LONDON (Thomson Reuters Foundation) - The United Nations should recognize a giant mountain of ocean waste and plastic as an official country, campaigners say, with American environmentalist Al Gore, British actress Judi Dench and thousands of people signing up for citizenship.

The Pacific Ocean’s “Trash Isles”, where waste has accumulated to fill a space the size of France, is at the center of a campaign to lobby the United Nations to recognize ocean plastic as a country and to draw attention to sea pollution.

“We want to shrink this nation (Trash Isles). We don’t want any more plastic added,” Al Gore, former U.S. Vice President and first honorary citizen of the Trash Isles, said in a statement released by the campaign organizers.

“The oceans are crucial to our survival and we need to protect them.”

British actress Judi Dench, who won an Academy Award for her role as Queen Elizabeth I, has agreed to be the queen of the Trash Isles and British Olympic athlete, Mo Farah, is also lending his support, according to the campaign led by British media organization LADbible and the U.S. non-profit network Plastic Oceans Foundation.

Marine experts fear there could be more plastic than fish in the ocean by 2050.

From fishing lines to flip flops, there are more than 5 trillion pieces of plastic floating in the sea, according to a 2014 study, with debris found littering oceans from the North to South Poles.

The campaign group has submitted a formal request for recognition to the United Nations to declare the Trash Isles as the world’s newest country and has already come up with a flag, a currency called Debris and passports made of recycled materials.

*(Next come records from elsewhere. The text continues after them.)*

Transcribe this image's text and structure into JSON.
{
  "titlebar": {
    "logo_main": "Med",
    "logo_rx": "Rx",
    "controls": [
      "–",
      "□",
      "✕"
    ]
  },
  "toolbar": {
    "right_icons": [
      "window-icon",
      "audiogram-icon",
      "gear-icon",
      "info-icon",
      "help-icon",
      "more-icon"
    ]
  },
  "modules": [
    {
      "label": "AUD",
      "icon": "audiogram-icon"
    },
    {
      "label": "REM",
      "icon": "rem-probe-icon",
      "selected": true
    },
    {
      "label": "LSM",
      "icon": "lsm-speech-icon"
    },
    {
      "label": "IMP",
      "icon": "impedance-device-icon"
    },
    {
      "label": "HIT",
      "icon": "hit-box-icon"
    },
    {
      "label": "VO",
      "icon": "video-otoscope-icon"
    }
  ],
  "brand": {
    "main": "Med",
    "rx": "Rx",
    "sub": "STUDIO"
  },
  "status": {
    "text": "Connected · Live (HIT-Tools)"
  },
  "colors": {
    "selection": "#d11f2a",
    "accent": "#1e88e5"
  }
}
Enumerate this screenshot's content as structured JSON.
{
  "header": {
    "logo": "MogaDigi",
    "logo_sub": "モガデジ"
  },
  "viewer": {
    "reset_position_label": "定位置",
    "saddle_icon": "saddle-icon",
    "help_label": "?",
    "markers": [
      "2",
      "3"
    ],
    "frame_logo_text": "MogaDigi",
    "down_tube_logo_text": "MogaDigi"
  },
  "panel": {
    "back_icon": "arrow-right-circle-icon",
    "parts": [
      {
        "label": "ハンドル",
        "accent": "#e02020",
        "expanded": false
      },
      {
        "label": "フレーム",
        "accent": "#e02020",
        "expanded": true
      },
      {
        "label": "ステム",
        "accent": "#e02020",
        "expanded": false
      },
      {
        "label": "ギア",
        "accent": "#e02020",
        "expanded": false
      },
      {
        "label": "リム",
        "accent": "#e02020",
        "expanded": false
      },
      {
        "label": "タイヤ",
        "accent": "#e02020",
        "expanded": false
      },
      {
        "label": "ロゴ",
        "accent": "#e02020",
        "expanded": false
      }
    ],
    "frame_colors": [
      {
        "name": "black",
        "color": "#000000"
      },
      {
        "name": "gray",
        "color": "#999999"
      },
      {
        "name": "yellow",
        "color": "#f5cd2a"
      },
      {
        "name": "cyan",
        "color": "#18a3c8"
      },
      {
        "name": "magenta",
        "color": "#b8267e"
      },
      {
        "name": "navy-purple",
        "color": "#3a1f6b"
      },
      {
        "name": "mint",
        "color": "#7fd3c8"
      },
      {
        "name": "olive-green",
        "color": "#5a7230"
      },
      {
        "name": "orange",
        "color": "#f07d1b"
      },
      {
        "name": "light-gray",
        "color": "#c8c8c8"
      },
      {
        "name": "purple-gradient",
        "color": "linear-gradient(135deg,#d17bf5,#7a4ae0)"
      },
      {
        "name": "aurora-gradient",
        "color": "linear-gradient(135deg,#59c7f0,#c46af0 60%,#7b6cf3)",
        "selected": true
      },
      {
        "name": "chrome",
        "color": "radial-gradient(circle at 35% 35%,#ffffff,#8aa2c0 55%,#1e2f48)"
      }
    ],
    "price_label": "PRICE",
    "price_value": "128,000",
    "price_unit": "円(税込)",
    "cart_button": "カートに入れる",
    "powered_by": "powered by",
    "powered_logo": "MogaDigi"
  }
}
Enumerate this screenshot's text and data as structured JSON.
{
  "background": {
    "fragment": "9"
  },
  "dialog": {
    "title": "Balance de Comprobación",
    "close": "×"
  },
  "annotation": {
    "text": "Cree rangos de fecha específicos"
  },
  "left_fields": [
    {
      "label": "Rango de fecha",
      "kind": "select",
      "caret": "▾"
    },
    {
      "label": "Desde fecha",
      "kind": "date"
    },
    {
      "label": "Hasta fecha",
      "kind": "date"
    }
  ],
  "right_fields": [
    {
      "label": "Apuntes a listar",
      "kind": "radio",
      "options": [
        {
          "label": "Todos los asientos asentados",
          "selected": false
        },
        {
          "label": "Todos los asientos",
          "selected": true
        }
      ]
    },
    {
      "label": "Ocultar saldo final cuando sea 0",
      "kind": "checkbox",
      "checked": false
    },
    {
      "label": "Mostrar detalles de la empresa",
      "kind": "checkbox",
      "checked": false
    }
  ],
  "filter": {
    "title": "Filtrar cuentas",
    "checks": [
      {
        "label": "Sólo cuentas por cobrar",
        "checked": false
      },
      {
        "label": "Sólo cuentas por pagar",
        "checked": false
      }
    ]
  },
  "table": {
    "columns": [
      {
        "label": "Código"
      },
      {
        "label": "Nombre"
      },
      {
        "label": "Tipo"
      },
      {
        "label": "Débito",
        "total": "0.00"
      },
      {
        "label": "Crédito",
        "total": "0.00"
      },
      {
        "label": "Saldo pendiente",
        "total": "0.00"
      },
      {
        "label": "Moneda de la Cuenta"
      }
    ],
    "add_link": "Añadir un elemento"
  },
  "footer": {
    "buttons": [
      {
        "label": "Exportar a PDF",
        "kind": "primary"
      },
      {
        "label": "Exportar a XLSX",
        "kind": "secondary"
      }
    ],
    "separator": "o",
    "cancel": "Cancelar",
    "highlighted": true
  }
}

“We are just getting started”, said Stephen Mai of the LADbible Group.

“There may well be a national anthem, general elections and even a national football team.”

So far more than 38,000 people have signed the online petition to become citizens of the Trash Isles. Some want the nascent state to take part in the World Cup football tournament and others hope it is a serious way to get the environmental issue addressed.

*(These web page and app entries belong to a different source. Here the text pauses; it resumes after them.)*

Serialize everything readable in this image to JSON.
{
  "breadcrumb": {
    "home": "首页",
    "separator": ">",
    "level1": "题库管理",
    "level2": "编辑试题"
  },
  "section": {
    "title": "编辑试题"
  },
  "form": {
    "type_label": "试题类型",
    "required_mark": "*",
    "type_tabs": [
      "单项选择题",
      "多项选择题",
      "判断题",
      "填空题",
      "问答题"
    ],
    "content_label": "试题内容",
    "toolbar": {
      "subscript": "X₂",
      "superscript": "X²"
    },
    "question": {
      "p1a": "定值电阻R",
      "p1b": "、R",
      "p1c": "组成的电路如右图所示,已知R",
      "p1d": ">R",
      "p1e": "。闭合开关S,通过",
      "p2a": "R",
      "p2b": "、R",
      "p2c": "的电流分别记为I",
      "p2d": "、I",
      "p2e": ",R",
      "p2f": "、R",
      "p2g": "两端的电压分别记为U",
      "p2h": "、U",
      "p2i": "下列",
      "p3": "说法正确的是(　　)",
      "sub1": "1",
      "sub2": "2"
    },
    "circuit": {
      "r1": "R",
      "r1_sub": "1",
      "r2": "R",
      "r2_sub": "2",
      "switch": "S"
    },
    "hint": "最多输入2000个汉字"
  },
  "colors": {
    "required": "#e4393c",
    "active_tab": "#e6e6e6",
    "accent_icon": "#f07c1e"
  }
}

“Plastic is one of the biggest threats to our planet today and you only have to take a walk to your local stream, river or beach to see evidence of this for yourself,” said Sarah Roberts, a Trash Isles “ambassador”.

“The truth of the matter is we are on the verge of an environmental catastrophe.”